Autism spectrum disorder (ASD) and autism are both general terms for a group of complex disorders of brain development. These disorders are characterized, in varying degrees, by difficulties in social interaction, verbal and nonverbal communication and repetitive behaviors. With the May 2013 publication of the DSM-5 diagnostic manual, all autism disorders were merged into one umbrella diagnosis of ASD. Previously, they were recognized as distinct subtypes, including autistic disorder, childhood disintegrative disorder, pervasive developmental disorder-not otherwise specified (PDD-NOS) and Asperger syndrome.
ASD can be associated with intellectual disability, difficulties in motor coordination and attention and physical health issues such as sleep and gastrointestinal disturbances. Some persons with ASD excel in visual skills, music, math and art.
Autism appears to have its roots in very early brain development. However, the most obvious signs of autism and symptoms of autism tend to emerge between 2 and 3 years of age. Autism Speaks continues to fund research on effective methods for earlier diagnosis, as early intervention with proven behavioral therapies can improve outcomes. Increasing autism awareness is a key aspect of this work and one in which our families and volunteers play an invaluable role.
How Common Is Autism?
The official figure for Ireland is 1 in 100.
Prevalence Study Autism Counts – Irish Autism Action has funded a study that determined the number of people in Ireland who are on the autism spectrum. By providing a concrete figure for incidence of autism the Irish Autism Prevalence Study will make a compelling case for the State to invest in resources for autistic people. This study was carried out in conjunction with DCU and lead by Professor Anthony Staines. The study concluded that the current rate of autism in Ireland is 1 in 100. http://irishautismaction.blogspot.ie/2013/04/the-irish-times-april-9th.html
Although it is widely maintained that the increase in incidence can, in part, be attributed to better diagnostic procedures, it is apparent that the condition itself is reaching epidemic proportions worldwide.
What we do know is that the number of young children coming into the system each year is significantly greater than in the past and that the autism community in Ireland is growing and ageing. Therefore demand for services to meet the needs of this special population will also continue to grow.
What Does It Mean to Be “On the Spectrum”?
Each individual with autism is unique. Many of those on the autism spectrum have exceptional abilities in visual skills, music and academic skills. About 40 percent have average to above average intellectual abilities. Indeed, many persons on the spectrum take deserved pride in their distinctive abilities and “atypical” ways of viewing the world.
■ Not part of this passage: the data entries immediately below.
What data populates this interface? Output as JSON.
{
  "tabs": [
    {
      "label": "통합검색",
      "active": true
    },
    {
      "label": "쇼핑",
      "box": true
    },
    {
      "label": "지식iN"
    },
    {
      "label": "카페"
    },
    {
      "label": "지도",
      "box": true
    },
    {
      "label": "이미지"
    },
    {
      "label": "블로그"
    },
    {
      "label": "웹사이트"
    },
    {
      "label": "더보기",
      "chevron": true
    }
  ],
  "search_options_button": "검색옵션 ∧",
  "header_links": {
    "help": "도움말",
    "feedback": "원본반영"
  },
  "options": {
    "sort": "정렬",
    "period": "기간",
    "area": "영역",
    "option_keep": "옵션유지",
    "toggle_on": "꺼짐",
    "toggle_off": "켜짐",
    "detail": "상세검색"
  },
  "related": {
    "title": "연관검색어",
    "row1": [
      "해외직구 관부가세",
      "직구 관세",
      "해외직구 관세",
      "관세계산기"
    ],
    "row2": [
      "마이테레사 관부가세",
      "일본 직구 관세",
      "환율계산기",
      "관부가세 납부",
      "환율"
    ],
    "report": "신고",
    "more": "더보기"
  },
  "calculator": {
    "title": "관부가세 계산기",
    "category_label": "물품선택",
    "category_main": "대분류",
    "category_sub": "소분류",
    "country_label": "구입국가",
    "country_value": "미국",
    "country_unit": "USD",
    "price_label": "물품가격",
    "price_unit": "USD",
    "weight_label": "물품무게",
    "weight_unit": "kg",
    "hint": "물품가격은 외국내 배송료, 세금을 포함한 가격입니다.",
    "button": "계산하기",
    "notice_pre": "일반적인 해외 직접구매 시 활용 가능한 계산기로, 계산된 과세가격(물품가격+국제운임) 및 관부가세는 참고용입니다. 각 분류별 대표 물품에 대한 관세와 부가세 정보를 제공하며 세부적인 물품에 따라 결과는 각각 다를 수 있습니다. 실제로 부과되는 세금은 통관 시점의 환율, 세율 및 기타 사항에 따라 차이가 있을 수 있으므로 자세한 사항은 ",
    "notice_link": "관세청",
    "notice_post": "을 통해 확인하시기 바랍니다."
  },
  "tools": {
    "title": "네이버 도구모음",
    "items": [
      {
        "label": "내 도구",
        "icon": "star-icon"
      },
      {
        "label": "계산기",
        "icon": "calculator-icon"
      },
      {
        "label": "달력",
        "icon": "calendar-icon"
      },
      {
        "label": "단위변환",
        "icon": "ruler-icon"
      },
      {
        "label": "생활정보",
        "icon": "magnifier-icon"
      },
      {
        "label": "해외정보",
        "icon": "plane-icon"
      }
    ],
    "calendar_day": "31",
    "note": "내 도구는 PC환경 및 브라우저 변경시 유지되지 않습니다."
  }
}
Others with autism have significant disability and are unable to live independently. About 25 percent of individuals with ASD are nonverbal but can learn to communicate using other means. iCARE Ltd mission is to improve the lives of all those on the autism spectrum.